Through writing this blog I recently made a friend all the way over in Jakarta, Indonesia. Ben Whitaker is a U.S. expat and reader who is running a company focused on selling high-end IT services to the mining industry.
Here's what Ben wrote to me:
One topic I'm concerned about is my current strategy of doing analysis and recommendations as a proposal, then seeing that 4-page document get sent out the door by the prospective client as more or less an RFP to my competition.OK, how many of us have had to deal with the problem of free consulting that Ben's describing? Judging from the comments I get from my reader base... it looks like just about everybody.
Have you written a piece about that? Or transitioning from selling implementations to selling analysis and recommendations only?
In the world of selling expertise, you must show your expertise first in order to prove that someone should pay you for it.
Ben is describing a really thorny, but frequent challenge. Here are my basic thoughts:
1) Create a custom, self-branded assessment process. For example, we built one for a client in the advertising industry services business called, "The 6 Facets of Brand Exposure." Under each of the facets were 3-5 best practice clusters, which covered about 25 categories of evaluation. This process produces a final report that evaluates the company's brand exposure process, (substitute your area of expertise) by category and ranks the company in top quartile, bottom quartile or the other two quartiles of performance against their competitors. Based upon the wealth of my client's experience, he set the standards of what the quartiles are, what they mean, what is considered best practice for the industry. It's somewhat arbitrary, but these rankings typically go unchallenged.
2) The assessment is valuable and therefore carries a fee. We develop the evaluation and offer three types of recommendations:
- Strategies that the company receiving the report can implement themselves without assistance.
- Strategies that will require an outside technology or resource to implement, but not one provided by my client.
- Strategies requiring the hiring of my client to implement.
3) The assessment tool usually requires a broad base of interviews, observations, and data transfer. This gives my client access to people, opinions, and relationship-building time, all of which increase the potential of getting hired for implementation later.
I always insist that the assessment come with a fee proposition. As my client explains to his/her clients, "If you don't pay for the ideas, you won't value them or implement the ones that you can implement yourselves."
One of the real tragedies of consulting is that your clients hire you for your wisdom, but they pay you for your transaction.
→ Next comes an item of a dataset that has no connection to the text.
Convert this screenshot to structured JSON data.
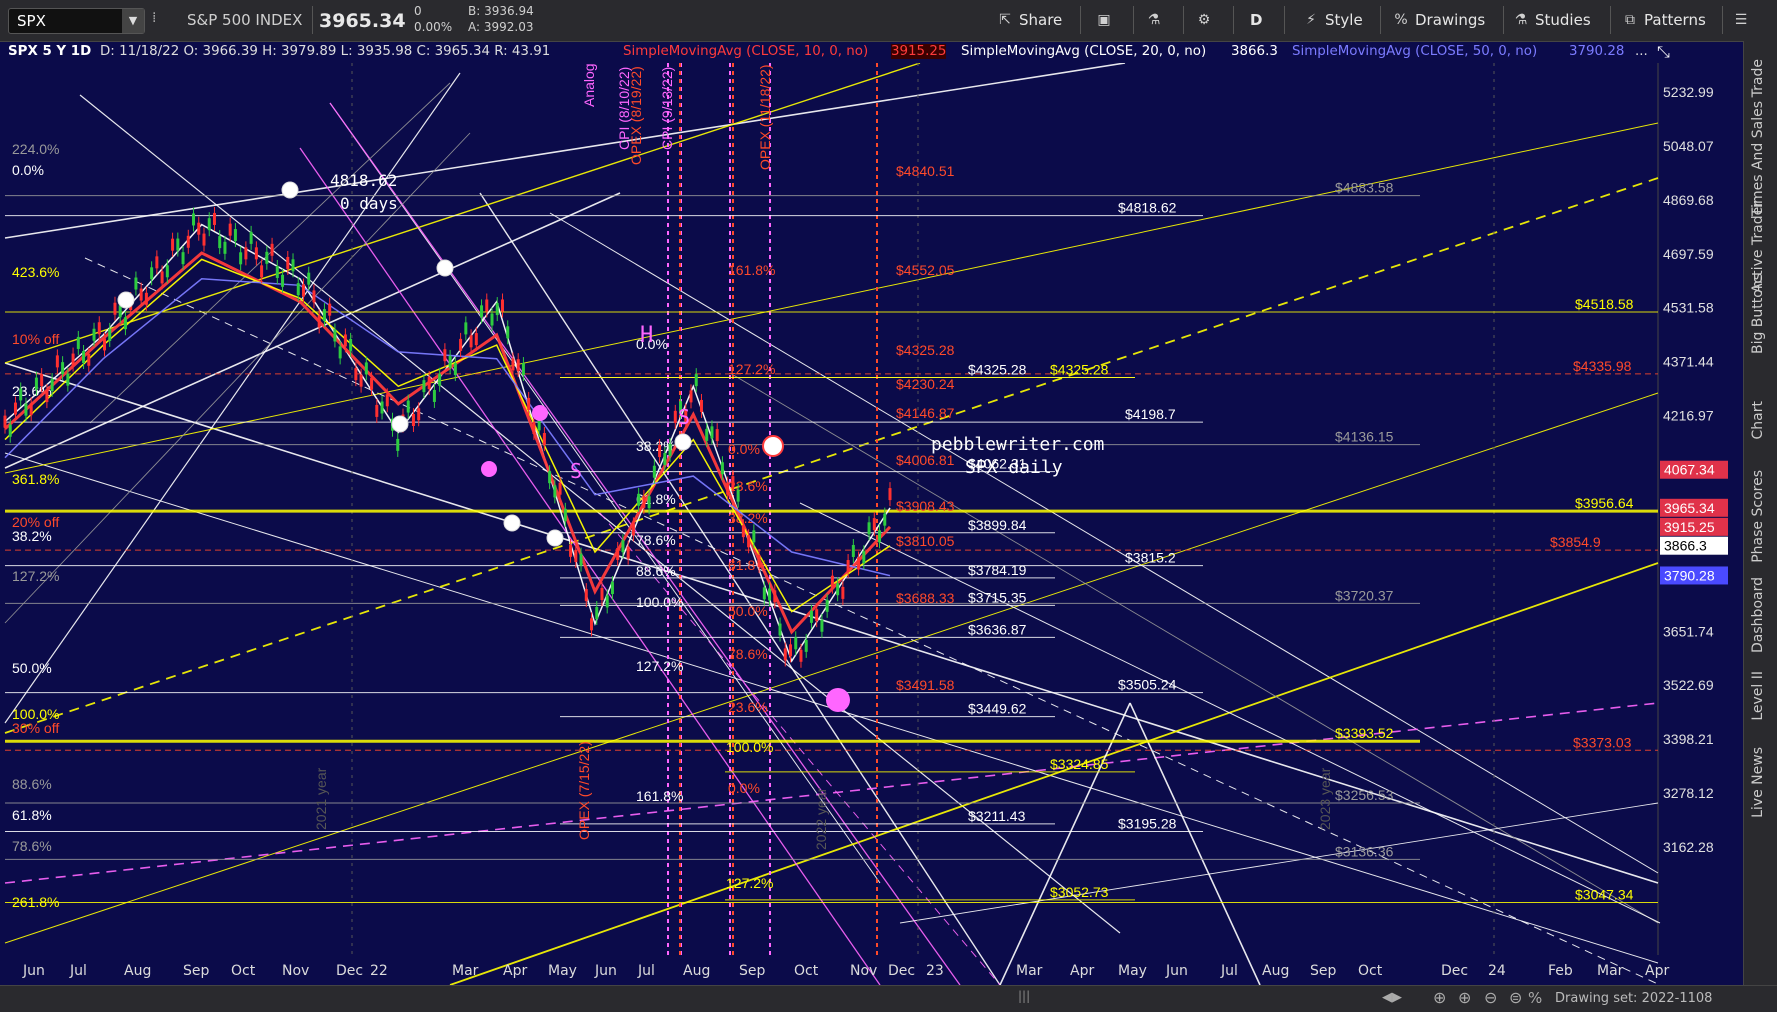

For this reason, even if you are in the wisdom business of providing your assessments and ideas, the real money is in the implementation. That does not mean, however, that you shouldn't be paid for both.
In my subsequent exchanges with Ben we mapped out some additional guidelines for delivering this. They include:
- Give your prospect a sneak peek of copy of a finished assessment from a non-competitive engagement, but never leave it.
- Give the prospect a sneak peak of the information capture tools, (questionnaires, punch lists, assessment tools), but never leave them.
- Leave a copy of the assessment requirements with them. This includes a list of the people you will need to meet, the materials to which you will require access, the basic schedule for the assessment process.
- Establish the date of delivery of the assessment, (in person, by presentation with supporting documentation).
- Never send completed documents of the assessment without the ability to provide an executive summary face-to-face in a presentation format.
Photo courtesy of Flickr kate e. did cc